# [WORK REQUIRED]
Your answer is to be every line of the material that includes the string "کارمزد".

___ GIVEN DATA ___

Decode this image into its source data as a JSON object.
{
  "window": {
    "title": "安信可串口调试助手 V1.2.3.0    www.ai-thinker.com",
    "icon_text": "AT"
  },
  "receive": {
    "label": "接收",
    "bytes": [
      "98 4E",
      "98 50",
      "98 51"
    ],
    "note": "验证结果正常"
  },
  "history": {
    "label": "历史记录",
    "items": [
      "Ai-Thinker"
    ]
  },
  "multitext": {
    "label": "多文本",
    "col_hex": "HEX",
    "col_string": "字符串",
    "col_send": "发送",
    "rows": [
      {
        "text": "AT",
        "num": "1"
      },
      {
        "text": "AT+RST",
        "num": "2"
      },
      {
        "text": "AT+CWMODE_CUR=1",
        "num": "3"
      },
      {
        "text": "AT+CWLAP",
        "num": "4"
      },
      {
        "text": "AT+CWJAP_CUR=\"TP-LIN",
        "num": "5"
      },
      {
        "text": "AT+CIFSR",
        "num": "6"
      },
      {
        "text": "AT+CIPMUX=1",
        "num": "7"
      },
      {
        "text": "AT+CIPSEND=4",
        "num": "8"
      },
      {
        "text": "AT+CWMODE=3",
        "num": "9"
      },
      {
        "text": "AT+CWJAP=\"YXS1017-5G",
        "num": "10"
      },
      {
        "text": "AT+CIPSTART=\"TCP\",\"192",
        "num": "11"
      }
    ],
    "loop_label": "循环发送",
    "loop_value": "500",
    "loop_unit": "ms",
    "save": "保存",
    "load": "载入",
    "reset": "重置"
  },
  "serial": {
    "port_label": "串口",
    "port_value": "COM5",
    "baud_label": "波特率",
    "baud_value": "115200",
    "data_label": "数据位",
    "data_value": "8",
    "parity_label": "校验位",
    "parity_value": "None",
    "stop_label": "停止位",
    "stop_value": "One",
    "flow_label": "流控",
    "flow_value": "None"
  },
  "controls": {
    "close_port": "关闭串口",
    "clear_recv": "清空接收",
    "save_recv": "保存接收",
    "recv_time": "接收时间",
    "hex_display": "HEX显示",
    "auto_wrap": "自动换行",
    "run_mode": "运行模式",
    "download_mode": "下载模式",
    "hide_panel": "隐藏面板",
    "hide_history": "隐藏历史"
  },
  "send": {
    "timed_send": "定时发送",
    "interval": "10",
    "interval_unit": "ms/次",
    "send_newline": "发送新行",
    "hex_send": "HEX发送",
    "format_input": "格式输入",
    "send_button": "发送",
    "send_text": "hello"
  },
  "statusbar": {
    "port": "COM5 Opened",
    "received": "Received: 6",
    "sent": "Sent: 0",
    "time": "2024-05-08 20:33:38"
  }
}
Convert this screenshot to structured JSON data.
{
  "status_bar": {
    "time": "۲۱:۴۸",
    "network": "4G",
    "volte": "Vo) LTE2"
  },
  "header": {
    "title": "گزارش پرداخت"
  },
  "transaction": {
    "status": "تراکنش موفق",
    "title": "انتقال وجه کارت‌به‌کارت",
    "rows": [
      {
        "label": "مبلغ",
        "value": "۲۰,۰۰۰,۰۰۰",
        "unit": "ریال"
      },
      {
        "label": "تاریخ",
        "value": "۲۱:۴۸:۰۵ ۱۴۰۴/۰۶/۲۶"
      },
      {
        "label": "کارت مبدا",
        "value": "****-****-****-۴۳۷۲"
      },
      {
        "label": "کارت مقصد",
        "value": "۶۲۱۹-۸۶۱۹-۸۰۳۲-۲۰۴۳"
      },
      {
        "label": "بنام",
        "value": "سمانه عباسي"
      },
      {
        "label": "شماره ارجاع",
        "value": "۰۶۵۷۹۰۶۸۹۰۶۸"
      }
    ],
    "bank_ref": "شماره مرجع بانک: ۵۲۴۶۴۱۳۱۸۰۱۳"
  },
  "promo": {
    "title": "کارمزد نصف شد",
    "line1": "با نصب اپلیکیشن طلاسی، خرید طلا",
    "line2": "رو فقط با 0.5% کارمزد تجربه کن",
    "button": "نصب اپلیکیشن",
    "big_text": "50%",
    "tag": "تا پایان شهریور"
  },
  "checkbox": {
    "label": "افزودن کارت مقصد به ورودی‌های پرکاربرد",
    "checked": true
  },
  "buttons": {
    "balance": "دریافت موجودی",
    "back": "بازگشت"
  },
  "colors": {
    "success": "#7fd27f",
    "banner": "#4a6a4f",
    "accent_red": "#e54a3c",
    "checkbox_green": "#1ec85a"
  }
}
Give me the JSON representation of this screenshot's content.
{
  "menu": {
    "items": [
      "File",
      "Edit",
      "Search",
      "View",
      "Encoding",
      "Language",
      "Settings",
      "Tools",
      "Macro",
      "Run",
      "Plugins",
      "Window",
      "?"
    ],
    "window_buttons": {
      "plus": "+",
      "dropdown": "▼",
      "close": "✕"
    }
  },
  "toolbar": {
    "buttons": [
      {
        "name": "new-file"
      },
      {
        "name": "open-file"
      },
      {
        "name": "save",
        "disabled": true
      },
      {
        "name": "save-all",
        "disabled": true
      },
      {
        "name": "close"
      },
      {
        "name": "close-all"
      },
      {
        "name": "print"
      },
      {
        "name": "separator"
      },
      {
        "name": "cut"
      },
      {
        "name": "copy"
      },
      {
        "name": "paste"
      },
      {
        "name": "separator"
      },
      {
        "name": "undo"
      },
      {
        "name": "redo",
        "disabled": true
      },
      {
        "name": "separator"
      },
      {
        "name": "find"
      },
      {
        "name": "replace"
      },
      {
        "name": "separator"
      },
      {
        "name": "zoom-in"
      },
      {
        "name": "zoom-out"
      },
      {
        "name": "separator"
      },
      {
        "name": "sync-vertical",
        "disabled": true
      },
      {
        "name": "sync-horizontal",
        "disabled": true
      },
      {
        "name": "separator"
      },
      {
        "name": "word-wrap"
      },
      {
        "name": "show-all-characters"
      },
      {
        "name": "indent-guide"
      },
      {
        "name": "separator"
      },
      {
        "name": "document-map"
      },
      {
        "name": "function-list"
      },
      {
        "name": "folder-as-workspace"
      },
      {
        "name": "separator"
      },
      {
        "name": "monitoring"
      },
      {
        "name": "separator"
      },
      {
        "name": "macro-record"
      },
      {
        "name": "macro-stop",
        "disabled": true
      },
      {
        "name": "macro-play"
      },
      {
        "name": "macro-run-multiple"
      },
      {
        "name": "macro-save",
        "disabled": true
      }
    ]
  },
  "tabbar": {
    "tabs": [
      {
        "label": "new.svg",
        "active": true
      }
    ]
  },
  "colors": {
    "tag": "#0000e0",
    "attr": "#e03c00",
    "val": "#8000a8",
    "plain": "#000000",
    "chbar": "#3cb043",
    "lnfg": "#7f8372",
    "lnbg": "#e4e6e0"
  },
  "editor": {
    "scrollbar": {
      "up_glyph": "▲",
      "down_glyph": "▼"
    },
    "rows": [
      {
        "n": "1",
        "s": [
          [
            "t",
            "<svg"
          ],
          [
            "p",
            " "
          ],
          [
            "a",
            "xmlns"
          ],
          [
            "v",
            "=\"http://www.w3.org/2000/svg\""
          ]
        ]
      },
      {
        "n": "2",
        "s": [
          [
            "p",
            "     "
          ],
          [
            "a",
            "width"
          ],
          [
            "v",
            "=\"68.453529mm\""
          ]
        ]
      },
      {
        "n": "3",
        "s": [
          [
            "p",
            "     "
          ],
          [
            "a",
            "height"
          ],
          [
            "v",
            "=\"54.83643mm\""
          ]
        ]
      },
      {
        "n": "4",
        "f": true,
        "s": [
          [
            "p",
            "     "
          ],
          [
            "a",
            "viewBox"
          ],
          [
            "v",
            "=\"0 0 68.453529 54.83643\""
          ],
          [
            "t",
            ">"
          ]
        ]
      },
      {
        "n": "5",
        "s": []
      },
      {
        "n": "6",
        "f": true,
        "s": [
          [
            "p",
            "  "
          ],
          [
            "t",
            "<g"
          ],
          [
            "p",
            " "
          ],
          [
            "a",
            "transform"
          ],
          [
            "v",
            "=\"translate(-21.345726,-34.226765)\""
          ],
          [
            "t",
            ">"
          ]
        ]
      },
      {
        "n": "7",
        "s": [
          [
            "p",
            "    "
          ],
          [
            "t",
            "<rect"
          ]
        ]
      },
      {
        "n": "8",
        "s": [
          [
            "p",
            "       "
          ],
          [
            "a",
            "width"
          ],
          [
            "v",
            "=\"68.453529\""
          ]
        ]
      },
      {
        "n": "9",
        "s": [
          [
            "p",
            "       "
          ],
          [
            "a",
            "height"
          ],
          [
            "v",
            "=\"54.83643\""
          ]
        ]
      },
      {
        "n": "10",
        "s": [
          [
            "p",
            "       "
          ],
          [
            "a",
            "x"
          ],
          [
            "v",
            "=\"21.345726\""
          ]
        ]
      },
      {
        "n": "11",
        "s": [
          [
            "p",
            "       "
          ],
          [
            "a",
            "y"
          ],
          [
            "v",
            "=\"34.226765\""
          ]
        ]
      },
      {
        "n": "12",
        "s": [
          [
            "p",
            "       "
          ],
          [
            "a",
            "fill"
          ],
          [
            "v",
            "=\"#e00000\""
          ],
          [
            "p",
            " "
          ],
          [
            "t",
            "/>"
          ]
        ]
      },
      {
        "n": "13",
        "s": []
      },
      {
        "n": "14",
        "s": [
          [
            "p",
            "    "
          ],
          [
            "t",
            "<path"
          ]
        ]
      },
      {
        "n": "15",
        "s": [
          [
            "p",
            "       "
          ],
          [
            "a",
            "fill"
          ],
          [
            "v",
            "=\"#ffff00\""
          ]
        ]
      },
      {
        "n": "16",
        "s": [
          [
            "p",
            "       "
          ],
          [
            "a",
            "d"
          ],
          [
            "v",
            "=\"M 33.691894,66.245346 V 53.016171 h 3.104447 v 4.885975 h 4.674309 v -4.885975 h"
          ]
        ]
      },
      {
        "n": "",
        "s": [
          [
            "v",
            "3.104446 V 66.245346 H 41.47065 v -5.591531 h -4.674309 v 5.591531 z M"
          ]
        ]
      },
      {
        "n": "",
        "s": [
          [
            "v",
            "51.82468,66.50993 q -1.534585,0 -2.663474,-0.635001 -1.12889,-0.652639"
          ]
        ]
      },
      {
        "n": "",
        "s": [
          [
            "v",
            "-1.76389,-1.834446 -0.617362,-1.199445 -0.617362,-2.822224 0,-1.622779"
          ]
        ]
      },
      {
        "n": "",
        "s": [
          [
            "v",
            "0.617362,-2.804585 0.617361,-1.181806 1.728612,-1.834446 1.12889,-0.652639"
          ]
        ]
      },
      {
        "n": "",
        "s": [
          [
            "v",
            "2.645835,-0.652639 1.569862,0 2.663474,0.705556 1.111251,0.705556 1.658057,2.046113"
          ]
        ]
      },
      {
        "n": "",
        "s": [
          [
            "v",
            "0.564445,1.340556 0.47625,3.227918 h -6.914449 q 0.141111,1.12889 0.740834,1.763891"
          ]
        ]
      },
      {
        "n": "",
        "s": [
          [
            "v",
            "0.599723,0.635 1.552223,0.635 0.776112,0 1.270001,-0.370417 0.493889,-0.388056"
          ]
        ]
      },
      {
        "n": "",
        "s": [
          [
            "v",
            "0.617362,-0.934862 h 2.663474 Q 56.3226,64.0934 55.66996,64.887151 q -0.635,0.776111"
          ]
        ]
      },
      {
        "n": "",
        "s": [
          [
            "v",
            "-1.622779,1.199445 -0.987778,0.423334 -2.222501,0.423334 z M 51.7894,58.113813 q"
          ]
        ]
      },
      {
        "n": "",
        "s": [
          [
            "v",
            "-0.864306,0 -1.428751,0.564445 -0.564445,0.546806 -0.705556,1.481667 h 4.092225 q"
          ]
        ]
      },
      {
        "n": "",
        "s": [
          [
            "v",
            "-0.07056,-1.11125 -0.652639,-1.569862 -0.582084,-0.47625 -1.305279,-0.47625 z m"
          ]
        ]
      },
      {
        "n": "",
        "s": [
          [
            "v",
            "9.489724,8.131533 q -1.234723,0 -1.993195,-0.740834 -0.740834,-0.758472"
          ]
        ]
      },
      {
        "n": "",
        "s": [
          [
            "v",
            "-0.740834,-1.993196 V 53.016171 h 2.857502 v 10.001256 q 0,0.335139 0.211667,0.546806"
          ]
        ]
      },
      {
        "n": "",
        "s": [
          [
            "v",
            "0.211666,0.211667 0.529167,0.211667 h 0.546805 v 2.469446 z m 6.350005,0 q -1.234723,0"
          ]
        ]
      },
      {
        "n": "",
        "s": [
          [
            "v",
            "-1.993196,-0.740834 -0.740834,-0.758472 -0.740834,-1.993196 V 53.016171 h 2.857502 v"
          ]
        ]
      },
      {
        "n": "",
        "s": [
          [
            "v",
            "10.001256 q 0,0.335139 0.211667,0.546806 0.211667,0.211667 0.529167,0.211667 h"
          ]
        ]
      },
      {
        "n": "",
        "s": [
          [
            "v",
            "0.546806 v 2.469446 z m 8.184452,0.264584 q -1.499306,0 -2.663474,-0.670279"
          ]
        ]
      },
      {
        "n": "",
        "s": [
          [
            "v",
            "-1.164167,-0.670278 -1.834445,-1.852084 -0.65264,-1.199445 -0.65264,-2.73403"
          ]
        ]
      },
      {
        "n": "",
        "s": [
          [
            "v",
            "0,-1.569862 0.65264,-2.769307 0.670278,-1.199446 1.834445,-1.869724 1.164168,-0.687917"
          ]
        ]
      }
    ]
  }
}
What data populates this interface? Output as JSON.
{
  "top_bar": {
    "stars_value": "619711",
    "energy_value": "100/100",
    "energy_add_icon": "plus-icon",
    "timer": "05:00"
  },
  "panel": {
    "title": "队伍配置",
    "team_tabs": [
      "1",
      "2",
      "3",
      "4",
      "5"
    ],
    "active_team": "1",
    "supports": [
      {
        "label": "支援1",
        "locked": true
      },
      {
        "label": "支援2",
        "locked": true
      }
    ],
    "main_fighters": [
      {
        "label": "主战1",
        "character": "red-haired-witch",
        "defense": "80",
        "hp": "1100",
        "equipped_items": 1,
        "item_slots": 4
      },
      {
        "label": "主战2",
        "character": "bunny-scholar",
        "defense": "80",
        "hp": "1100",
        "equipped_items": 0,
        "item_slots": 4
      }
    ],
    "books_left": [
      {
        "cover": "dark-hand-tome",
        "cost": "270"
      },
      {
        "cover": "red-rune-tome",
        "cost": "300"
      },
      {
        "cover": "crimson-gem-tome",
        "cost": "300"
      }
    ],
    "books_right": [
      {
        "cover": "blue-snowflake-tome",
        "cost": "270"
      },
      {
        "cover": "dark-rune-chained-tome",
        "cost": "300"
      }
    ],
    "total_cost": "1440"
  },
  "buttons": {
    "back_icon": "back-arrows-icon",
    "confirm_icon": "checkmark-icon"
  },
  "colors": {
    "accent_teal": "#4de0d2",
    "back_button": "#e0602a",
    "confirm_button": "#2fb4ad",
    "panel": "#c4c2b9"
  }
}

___

# [RESPONSE AREA]
    "title": "کارمزد نصف شد",
    "line2": "رو فقط با 0.5% کارمزد تجربه کن",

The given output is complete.